WARSAW (Reuters) — Poland’s top court has ruled that a ban on traditional Jewish slaughter methods was unconstitutional, bringing relief to Jews in a country scarred by Nazi Germany’s Holocaust.
A previous 2012 court verdict had effectively banned Jewish production of kosher meat, backing animal rights groups who said it was cruel to kill animals without first stunning them.
Jewish communities said this threatened their right to freely practise their faith, arguing that ancient kosher slaughter practices meant animals had to be conscious when they were killed.
“The protection of animals does not take priority over constitutional guarantees of religious freedom,” the court said in a statement.
Its decision are definitive and cannot be challenged.
“This ruling is satisfactory,” said Piotr Kadlcik, a board member of the Jewish Community of Warsaw. “The tribunal gave a very good signal that Poland is not an anti-Semitic country.”
Poland was home to Europe’s largest Jewish community before the outbreak of war in 1939, but the Holocaust all but wiped it out.
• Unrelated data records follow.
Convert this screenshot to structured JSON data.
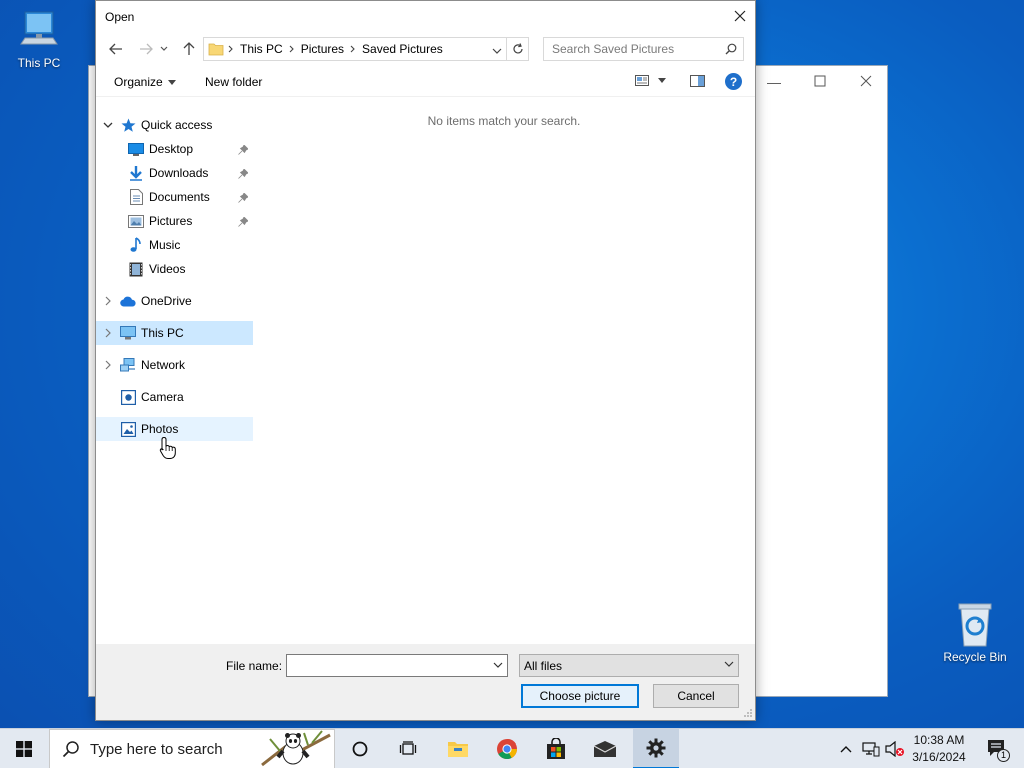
{
  "desktop": {
    "this_pc_label": "This PC",
    "recycle_bin_label": "Recycle Bin"
  },
  "dialog": {
    "title": "Open",
    "breadcrumb": [
      "This PC",
      "Pictures",
      "Saved Pictures"
    ],
    "search_placeholder": "Search Saved Pictures",
    "toolbar": {
      "organize": "Organize",
      "new_folder": "New folder",
      "help": "?"
    },
    "nav": {
      "quick_access": "Quick access",
      "desktop": "Desktop",
      "downloads": "Downloads",
      "documents": "Documents",
      "pictures": "Pictures",
      "music": "Music",
      "videos": "Videos",
      "onedrive": "OneDrive",
      "this_pc": "This PC",
      "network": "Network",
      "camera": "Camera",
      "photos": "Photos"
    },
    "empty_message": "No items match your search.",
    "file_name_label": "File name:",
    "file_name_value": "",
    "file_type": "All files",
    "choose_button": "Choose picture",
    "cancel_button": "Cancel"
  },
  "taskbar": {
    "search_placeholder": "Type here to search",
    "time": "10:38 AM",
    "date": "3/16/2024",
    "notification_count": "1"
  },
  "colors": {
    "selection": "#cce8ff",
    "hover": "#e5f3ff",
    "accent": "#0078d7",
    "desktop_blue": "#0b6fd0"
  }
}
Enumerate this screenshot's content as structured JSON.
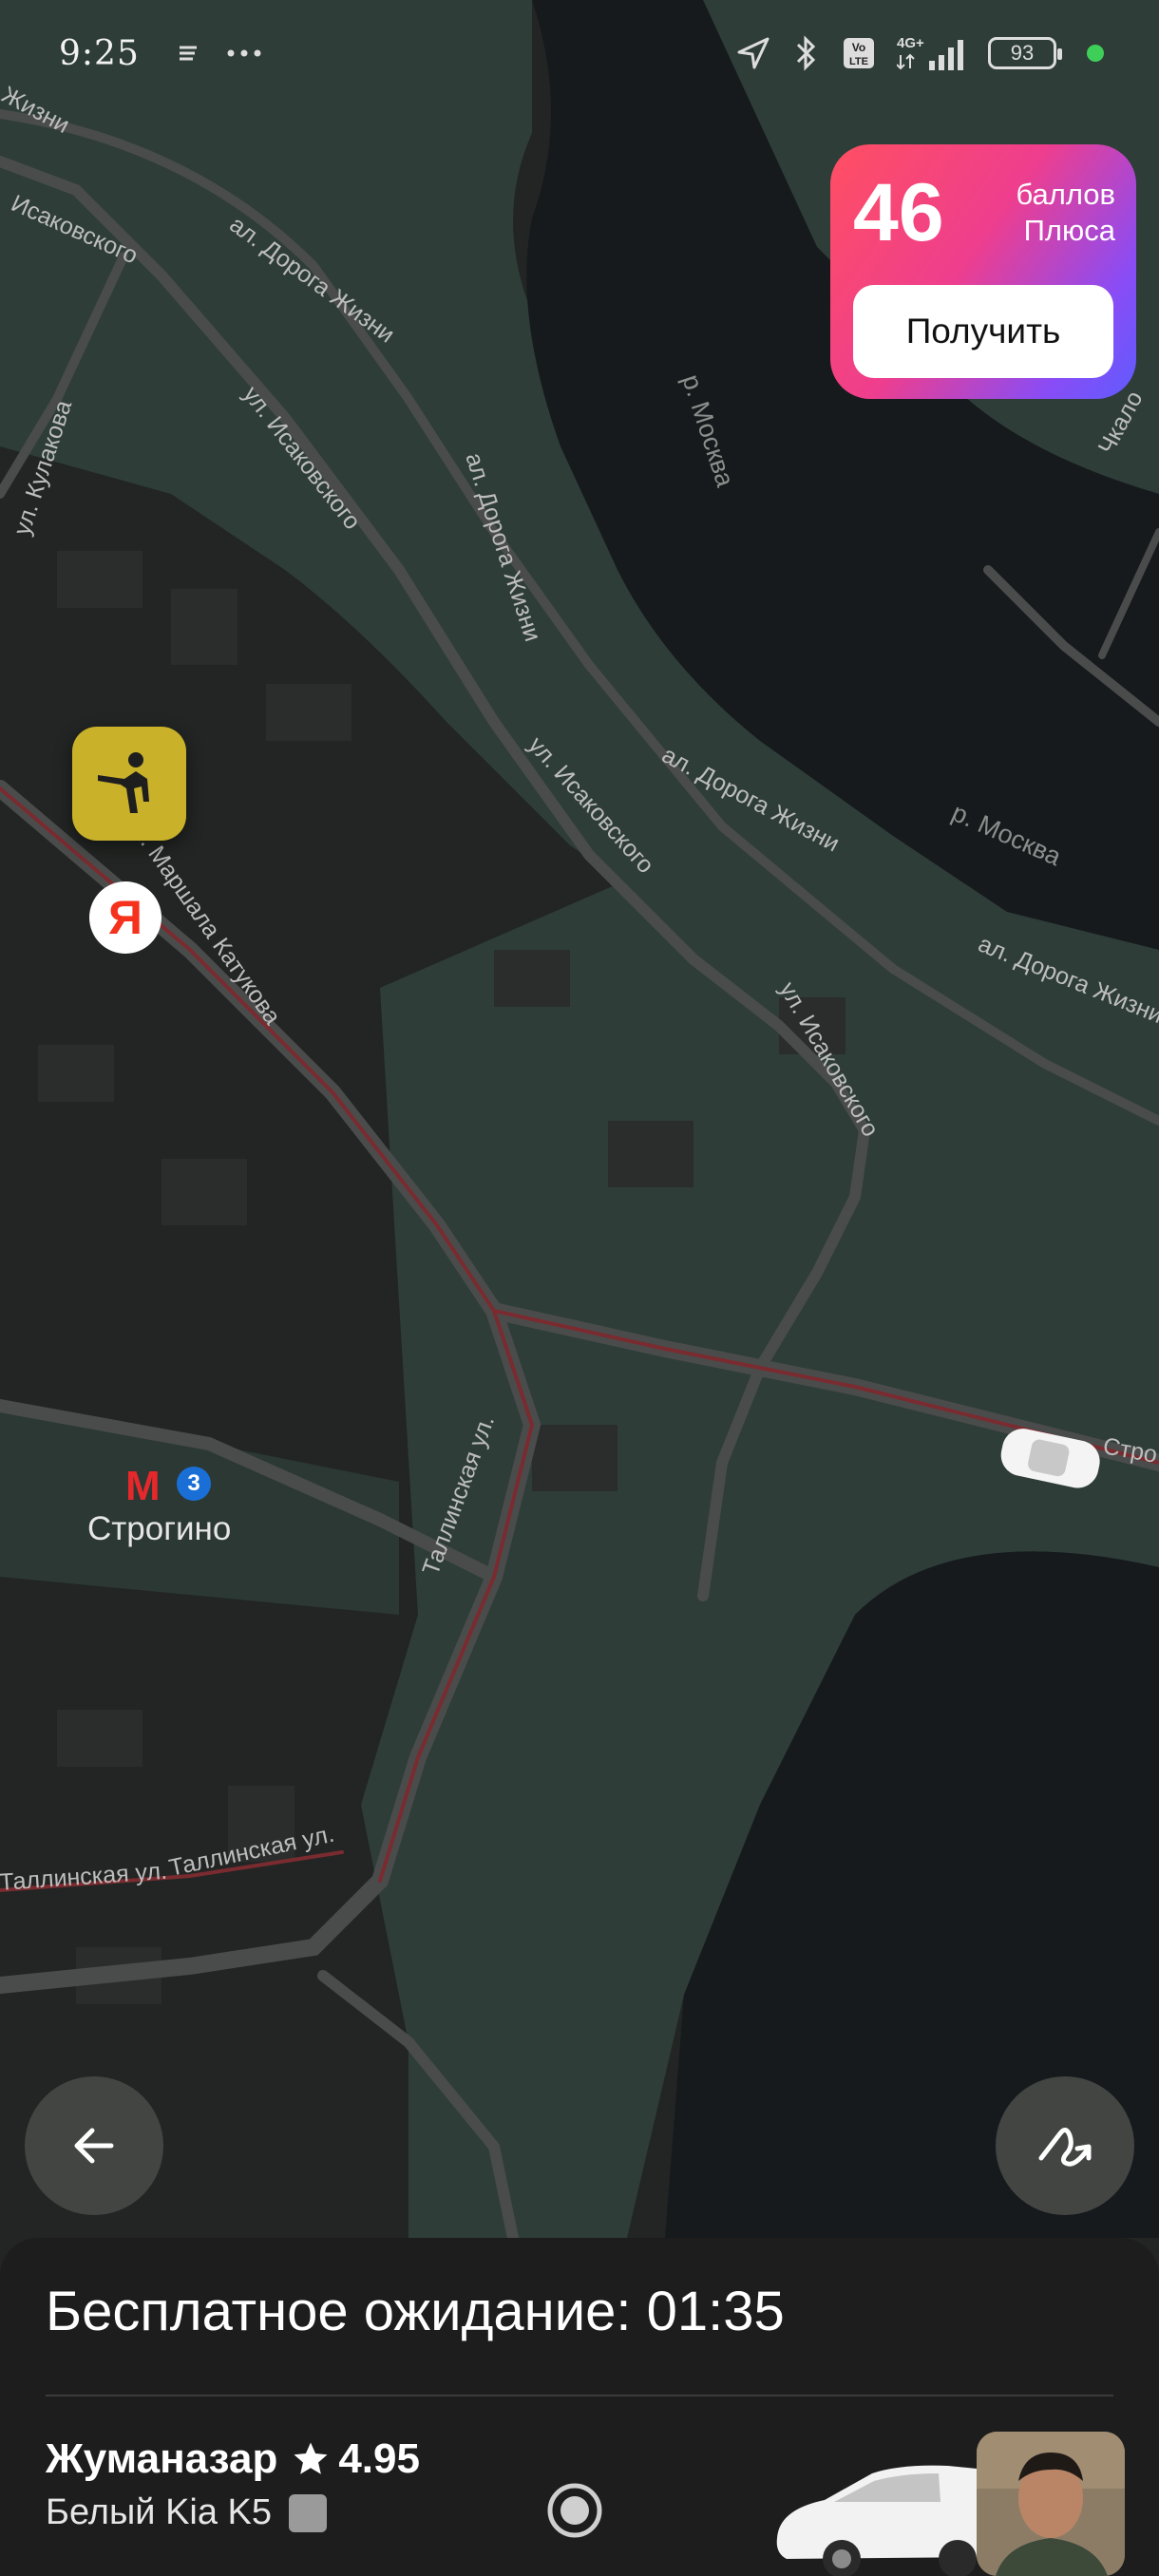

Nazi concentration camps, including Auschwitz and Treblinka, were located on Polish soil.